Take Heart: A Conversation in Poetry: Shell

Edited and introduced by Wesley McNair, Maine Poet Laureate

Annie Finch of Falmouth is noted for her symbols, poetic images that radiate special meanings. In today’s haunting poem about a woman who walks the windy coast of Maine alone in late fall, she introduces the symbol of a shell, challenging us to interpret it.

Shell by Annie Finch

and then I felt a yearning
to stare out at the sea—
or simply at the stretching sand—
the waters restlessly
beating with their own chaos in,
as fall’s late wind blew cold
and spoke in whispers at my ear
that I was growing old—
days were growing shorter,
I was growing too,
and soon there would be nothing more
than words that I might rue.
And then I went and folded in
upon myself, and found
in my dark folds a small white shell,
and put it on the ground.

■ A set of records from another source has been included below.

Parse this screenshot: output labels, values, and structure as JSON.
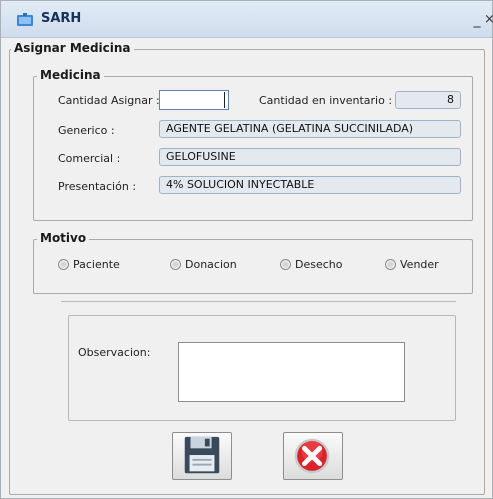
{
  "window": {
    "title": "SARH",
    "minimize_label": "_",
    "close_label": "×"
  },
  "assign_group": {
    "legend": "Asignar Medicina"
  },
  "medicine_group": {
    "legend": "Medicina",
    "quantity_label": "Cantidad Asignar :",
    "quantity_value": "",
    "inventory_label": "Cantidad en inventario :",
    "inventory_value": "8",
    "generic_label": "Generico :",
    "generic_value": "AGENTE GELATINA (GELATINA SUCCINILADA)",
    "commercial_label": "Comercial :",
    "commercial_value": "GELOFUSINE",
    "presentation_label": "Presentación :",
    "presentation_value": "4%  SOLUCION INYECTABLE"
  },
  "motive_group": {
    "legend": "Motivo",
    "options": [
      "Paciente",
      "Donacion",
      "Desecho",
      "Vender"
    ]
  },
  "observation": {
    "label": "Observacion:",
    "value": ""
  },
  "actions": {
    "save_icon": "floppy-disk-icon",
    "cancel_icon": "red-x-circle-icon"
  }
}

Take Heart: A Conversation in Poetry is produced in collaboration with the Maine Writers & Publishers Alliance. Poem copyright © 2012 Annie Finch. Reprinted from The Voice Was The Sea, The Center for the Study of Place, Inc., 2012, by permission of Annie Finch. Questions about submitting to Take Heart may be directed to Gibson Fay-LeBlanc, Special Consultant to the Maine Poet Laureate, at mainepoetlaureate@gmail.com or 207-228-8263. Take Heart: Poems from Maine, an anthology collecting the first two years of this column, is now available from Down East Books.